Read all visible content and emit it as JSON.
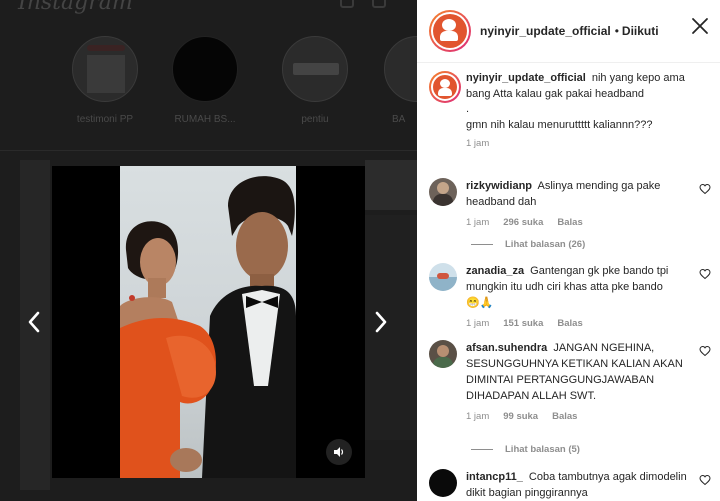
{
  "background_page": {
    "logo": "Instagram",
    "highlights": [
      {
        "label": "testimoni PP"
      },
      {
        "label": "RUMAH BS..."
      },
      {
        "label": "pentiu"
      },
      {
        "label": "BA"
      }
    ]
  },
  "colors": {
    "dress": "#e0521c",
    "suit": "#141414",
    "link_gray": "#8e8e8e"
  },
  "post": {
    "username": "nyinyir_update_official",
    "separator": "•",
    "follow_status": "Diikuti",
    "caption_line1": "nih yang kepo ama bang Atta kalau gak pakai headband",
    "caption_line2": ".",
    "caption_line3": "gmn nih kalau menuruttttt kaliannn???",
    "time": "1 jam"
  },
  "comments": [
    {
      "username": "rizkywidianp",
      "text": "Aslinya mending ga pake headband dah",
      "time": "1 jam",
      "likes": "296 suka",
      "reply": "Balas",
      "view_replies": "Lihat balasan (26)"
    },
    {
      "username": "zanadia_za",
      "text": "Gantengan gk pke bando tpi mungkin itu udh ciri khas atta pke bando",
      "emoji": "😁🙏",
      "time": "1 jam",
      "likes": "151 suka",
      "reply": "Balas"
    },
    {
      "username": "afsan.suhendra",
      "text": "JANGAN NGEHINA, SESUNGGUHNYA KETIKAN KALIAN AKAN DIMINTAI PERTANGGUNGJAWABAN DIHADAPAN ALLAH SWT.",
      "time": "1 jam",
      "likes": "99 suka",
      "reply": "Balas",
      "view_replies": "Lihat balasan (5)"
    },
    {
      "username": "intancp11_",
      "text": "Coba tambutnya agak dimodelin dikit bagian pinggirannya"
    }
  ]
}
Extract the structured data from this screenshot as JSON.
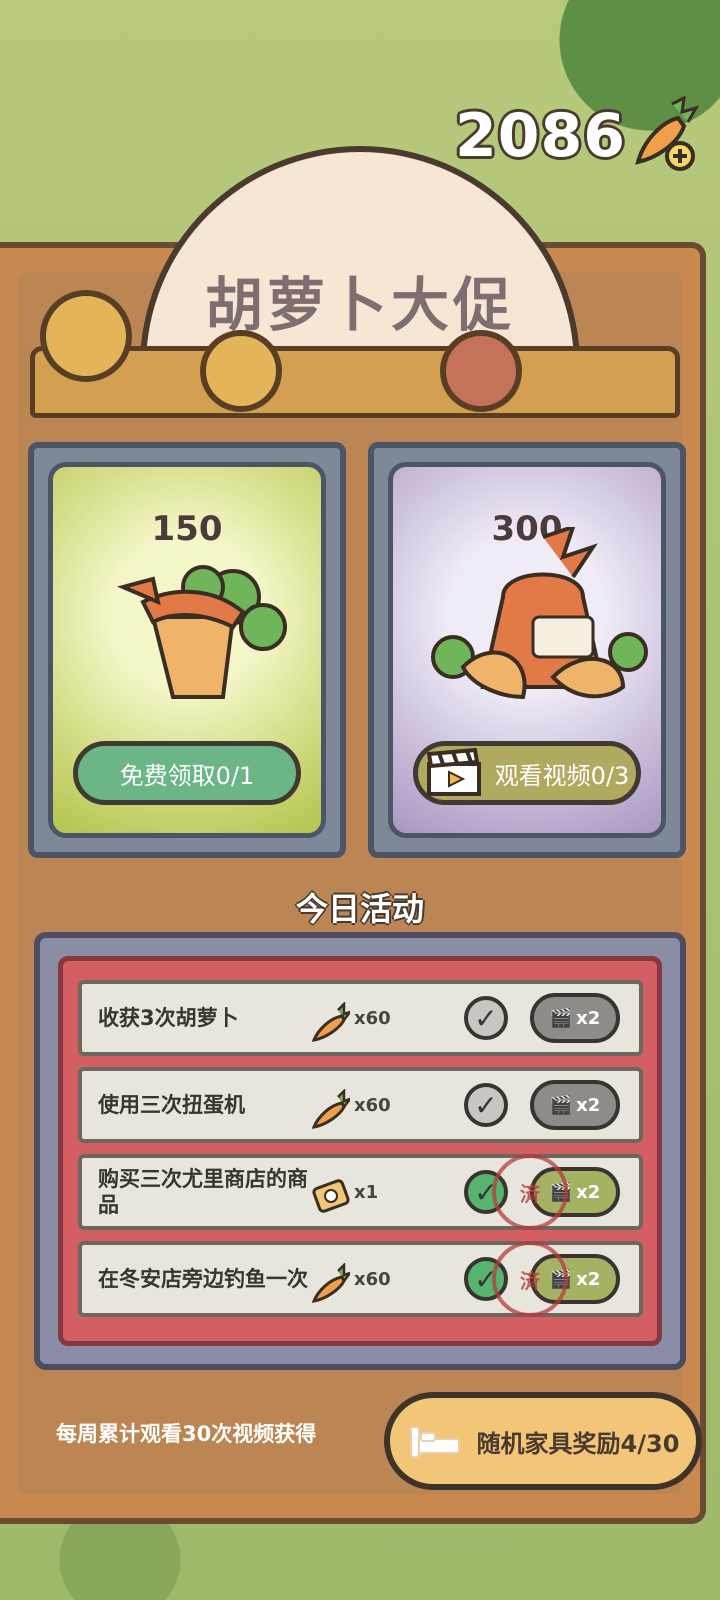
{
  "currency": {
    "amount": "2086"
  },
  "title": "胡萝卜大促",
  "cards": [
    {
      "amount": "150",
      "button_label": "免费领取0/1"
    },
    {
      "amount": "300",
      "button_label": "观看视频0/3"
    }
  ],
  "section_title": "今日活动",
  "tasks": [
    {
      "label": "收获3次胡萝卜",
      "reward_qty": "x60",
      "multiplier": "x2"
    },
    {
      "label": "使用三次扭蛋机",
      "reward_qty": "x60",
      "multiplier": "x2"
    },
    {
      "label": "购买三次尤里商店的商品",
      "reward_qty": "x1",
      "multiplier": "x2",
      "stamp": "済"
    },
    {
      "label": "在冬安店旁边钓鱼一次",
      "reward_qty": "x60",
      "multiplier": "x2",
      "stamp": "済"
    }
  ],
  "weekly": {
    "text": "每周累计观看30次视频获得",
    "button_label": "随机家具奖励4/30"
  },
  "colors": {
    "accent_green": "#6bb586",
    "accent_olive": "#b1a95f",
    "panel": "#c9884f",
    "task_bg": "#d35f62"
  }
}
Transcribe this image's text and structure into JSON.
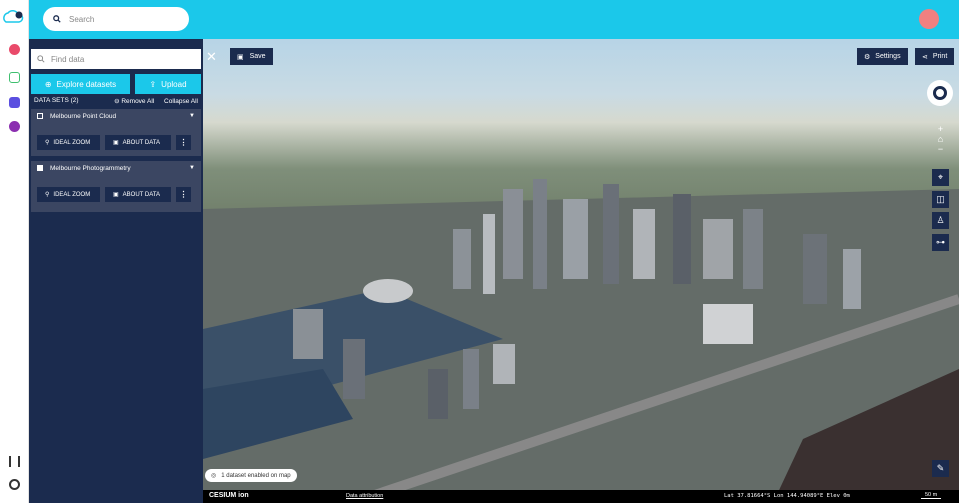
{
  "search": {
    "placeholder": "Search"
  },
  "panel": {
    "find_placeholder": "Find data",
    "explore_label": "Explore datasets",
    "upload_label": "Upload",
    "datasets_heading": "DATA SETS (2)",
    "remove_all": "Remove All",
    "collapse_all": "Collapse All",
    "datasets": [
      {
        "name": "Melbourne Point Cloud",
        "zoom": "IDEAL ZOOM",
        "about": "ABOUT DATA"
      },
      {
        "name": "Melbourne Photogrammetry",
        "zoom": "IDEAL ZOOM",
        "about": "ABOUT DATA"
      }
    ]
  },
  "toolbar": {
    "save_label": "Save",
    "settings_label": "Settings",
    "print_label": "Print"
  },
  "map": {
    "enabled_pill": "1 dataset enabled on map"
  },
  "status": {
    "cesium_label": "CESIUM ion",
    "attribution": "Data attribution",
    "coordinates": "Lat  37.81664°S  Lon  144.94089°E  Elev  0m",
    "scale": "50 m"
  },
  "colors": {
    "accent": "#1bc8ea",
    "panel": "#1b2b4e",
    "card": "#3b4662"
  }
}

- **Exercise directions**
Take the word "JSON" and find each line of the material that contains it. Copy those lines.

- **Answer area**
Read all visible content and emit it as JSON.
Extract the structured data from this screenshot as JSON.
Transcribe this image's text and structure into JSON.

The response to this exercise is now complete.